This was the northernmost rebel position during the insurrection. It was one of the first areas to be secured by the Volunteers, extending their line down to the Liffey through Sackville Street. The buildings around here, such as the Coliseum Theatre, were bombarded by artillery and the garrisons were surrounded by raging fires. Henry Street was also the scene of looting during Easter week. The Volunteers and Francis Sheehy-Skeffington were among those trying to stop thieving from local businesses.
“In Henry Street, after broaching whiskey barrels and scooping up and drinking the raw liquor, the drunken looters allowed the contents to run to waste. One individual actually took off his clothes in the street and fitted on a new suit from the window of a fashionable tailor’s shop. Dirty, unkempt women from the slums were seen wearing sealskin coats and costly jewellery which they had just stolen,” wrote John F Boyle in his book The Irish Rebellion of 1916.
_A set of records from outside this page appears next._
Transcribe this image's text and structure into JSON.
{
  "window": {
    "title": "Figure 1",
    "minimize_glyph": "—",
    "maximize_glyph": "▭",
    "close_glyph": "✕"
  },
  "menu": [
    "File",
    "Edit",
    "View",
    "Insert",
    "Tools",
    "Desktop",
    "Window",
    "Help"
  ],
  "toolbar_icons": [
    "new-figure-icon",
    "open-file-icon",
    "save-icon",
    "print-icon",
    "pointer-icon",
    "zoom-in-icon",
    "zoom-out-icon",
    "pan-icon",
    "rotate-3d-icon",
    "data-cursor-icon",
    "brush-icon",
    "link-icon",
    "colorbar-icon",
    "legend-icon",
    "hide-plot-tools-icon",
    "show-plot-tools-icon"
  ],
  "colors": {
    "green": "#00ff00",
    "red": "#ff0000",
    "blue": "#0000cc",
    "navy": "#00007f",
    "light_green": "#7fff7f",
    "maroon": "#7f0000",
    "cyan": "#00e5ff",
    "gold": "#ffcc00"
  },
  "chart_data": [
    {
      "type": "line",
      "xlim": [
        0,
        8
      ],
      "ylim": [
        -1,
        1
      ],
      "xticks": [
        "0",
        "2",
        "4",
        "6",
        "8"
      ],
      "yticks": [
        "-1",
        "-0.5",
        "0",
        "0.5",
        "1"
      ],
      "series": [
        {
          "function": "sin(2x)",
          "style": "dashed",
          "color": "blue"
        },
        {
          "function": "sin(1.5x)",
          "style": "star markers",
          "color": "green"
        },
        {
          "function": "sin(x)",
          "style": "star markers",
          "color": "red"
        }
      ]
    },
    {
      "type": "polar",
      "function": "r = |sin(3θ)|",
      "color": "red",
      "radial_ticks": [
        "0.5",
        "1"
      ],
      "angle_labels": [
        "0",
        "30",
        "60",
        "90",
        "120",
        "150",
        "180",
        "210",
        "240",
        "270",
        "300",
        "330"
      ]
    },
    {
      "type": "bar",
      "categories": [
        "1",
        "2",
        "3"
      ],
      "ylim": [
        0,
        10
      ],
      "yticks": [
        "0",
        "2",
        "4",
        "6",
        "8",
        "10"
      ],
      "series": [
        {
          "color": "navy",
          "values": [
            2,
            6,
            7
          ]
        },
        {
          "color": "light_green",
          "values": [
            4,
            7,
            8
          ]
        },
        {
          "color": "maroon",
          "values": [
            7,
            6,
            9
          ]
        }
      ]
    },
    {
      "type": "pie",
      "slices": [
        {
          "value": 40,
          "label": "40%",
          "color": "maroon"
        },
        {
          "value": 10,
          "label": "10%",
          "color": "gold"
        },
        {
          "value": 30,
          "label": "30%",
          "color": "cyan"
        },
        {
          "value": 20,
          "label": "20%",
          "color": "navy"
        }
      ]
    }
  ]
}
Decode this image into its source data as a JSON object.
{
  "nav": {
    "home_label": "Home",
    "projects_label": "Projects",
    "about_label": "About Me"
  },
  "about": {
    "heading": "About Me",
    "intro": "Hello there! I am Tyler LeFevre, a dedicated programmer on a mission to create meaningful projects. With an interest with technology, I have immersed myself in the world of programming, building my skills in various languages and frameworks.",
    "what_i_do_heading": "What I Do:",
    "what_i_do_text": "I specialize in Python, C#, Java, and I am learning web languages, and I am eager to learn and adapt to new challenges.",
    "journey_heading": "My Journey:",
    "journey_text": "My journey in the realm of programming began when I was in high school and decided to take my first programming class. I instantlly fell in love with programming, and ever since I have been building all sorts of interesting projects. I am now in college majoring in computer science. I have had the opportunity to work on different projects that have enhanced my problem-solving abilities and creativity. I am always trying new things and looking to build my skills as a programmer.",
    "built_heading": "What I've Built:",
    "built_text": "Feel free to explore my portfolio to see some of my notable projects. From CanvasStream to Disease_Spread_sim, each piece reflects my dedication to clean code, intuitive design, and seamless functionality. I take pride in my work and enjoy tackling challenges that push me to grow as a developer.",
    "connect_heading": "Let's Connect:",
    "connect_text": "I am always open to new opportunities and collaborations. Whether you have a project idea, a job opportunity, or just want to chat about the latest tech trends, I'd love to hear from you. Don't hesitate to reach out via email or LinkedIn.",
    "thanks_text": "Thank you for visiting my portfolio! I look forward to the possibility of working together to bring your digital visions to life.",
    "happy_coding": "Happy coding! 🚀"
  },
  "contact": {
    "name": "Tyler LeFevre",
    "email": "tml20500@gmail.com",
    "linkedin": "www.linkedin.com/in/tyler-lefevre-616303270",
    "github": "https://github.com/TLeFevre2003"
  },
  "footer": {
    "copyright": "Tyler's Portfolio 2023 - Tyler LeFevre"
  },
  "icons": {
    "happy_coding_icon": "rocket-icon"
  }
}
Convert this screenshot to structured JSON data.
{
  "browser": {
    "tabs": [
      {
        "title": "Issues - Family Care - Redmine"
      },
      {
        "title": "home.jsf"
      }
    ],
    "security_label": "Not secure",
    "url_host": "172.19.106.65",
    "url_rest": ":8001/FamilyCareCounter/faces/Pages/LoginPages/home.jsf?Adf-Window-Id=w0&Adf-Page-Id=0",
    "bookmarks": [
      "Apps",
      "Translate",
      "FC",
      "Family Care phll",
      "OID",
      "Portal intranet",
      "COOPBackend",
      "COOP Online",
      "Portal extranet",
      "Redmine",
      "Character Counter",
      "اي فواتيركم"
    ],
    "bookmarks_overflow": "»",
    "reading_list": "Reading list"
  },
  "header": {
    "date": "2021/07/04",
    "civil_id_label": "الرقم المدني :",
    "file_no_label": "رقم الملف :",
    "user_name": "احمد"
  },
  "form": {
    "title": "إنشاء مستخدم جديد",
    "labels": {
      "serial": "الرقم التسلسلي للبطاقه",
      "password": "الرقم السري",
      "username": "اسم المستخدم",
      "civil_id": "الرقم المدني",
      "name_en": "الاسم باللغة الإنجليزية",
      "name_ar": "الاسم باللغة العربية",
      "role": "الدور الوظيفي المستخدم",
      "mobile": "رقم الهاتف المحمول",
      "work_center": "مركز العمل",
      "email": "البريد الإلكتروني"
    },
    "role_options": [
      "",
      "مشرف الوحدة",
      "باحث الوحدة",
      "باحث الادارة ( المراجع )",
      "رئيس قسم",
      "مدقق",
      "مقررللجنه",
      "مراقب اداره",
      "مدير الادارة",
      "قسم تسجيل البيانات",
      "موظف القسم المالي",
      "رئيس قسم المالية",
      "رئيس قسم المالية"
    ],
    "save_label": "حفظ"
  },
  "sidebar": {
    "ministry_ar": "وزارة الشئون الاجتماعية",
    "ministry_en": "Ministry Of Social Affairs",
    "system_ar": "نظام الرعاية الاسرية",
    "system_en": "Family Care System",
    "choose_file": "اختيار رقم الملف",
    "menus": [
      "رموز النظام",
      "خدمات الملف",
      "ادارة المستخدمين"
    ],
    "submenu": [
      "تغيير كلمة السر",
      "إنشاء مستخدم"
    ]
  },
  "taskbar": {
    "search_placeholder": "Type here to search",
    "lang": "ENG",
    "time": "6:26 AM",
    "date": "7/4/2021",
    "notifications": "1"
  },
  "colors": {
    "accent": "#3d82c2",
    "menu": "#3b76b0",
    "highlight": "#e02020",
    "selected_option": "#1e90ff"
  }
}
The extent of destruction and damages to the area was put at £241,870, out of a total of £2.5m for the whole city, he said.